**Brief**
Each of the records must appear again, exactly as it was written.
Task inputs Start Marker
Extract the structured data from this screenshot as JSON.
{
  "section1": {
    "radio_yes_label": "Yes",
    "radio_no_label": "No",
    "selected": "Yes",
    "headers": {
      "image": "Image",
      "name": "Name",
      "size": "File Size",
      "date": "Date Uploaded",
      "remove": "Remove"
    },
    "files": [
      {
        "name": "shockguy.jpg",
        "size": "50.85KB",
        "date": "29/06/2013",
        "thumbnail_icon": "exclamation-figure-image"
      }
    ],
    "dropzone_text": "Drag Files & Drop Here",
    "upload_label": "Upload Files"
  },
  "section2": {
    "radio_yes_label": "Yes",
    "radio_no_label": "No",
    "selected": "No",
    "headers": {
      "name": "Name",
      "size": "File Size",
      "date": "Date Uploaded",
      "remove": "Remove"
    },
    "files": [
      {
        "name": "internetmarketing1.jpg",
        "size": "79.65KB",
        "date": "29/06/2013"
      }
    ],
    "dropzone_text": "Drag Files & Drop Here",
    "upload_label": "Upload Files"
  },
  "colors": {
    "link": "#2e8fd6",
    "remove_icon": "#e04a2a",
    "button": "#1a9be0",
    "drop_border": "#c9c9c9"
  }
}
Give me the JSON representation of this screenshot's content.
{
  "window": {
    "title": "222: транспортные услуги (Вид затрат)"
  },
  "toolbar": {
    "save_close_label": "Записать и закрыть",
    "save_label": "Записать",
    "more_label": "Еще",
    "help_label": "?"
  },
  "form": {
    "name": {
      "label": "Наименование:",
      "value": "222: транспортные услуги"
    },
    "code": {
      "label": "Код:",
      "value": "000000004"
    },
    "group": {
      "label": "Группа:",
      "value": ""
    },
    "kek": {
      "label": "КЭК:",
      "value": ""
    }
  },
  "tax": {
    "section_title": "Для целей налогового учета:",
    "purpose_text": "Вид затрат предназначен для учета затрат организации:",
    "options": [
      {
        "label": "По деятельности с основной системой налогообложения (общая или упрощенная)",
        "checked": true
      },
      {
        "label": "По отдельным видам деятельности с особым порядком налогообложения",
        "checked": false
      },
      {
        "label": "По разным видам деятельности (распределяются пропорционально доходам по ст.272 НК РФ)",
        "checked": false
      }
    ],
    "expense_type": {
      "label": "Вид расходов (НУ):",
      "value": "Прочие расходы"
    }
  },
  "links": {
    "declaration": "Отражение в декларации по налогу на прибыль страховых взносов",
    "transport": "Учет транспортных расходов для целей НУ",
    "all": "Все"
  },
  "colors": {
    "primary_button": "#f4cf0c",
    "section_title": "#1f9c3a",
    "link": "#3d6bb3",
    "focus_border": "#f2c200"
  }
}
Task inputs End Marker
**Exercise answer**
Extract the structured data from this screenshot as JSON.
{
  "section1": {
    "radio_yes_label": "Yes",
    "radio_no_label": "No",
    "selected": "Yes",
    "headers": {
      "image": "Image",
      "name": "Name",
      "size": "File Size",
      "date": "Date Uploaded",
      "remove": "Remove"
    },
    "files": [
      {
        "name": "shockguy.jpg",
        "size": "50.85KB",
        "date": "29/06/2013",
        "thumbnail_icon": "exclamation-figure-image"
      }
    ],
    "dropzone_text": "Drag Files & Drop Here",
    "upload_label": "Upload Files"
  },
  "section2": {
    "radio_yes_label": "Yes",
    "radio_no_label": "No",
    "selected": "No",
    "headers": {
      "name": "Name",
      "size": "File Size",
      "date": "Date Uploaded",
      "remove": "Remove"
    },
    "files": [
      {
        "name": "internetmarketing1.jpg",
        "size": "79.65KB",
        "date": "29/06/2013"
      }
    ],
    "dropzone_text": "Drag Files & Drop Here",
    "upload_label": "Upload Files"
  },
  "colors": {
    "link": "#2e8fd6",
    "remove_icon": "#e04a2a",
    "button": "#1a9be0",
    "drop_border": "#c9c9c9"
  }
}
Give me the JSON representation of this screenshot's content.
{
  "window": {
    "title": "222: транспортные услуги (Вид затрат)"
  },
  "toolbar": {
    "save_close_label": "Записать и закрыть",
    "save_label": "Записать",
    "more_label": "Еще",
    "help_label": "?"
  },
  "form": {
    "name": {
      "label": "Наименование:",
      "value": "222: транспортные услуги"
    },
    "code": {
      "label": "Код:",
      "value": "000000004"
    },
    "group": {
      "label": "Группа:",
      "value": ""
    },
    "kek": {
      "label": "КЭК:",
      "value": ""
    }
  },
  "tax": {
    "section_title": "Для целей налогового учета:",
    "purpose_text": "Вид затрат предназначен для учета затрат организации:",
    "options": [
      {
        "label": "По деятельности с основной системой налогообложения (общая или упрощенная)",
        "checked": true
      },
      {
        "label": "По отдельным видам деятельности с особым порядком налогообложения",
        "checked": false
      },
      {
        "label": "По разным видам деятельности (распределяются пропорционально доходам по ст.272 НК РФ)",
        "checked": false
      }
    ],
    "expense_type": {
      "label": "Вид расходов (НУ):",
      "value": "Прочие расходы"
    }
  },
  "links": {
    "declaration": "Отражение в декларации по налогу на прибыль страховых взносов",
    "transport": "Учет транспортных расходов для целей НУ",
    "all": "Все"
  },
  "colors": {
    "primary_button": "#f4cf0c",
    "section_title": "#1f9c3a",
    "link": "#3d6bb3",
    "focus_border": "#f2c200"
  }
}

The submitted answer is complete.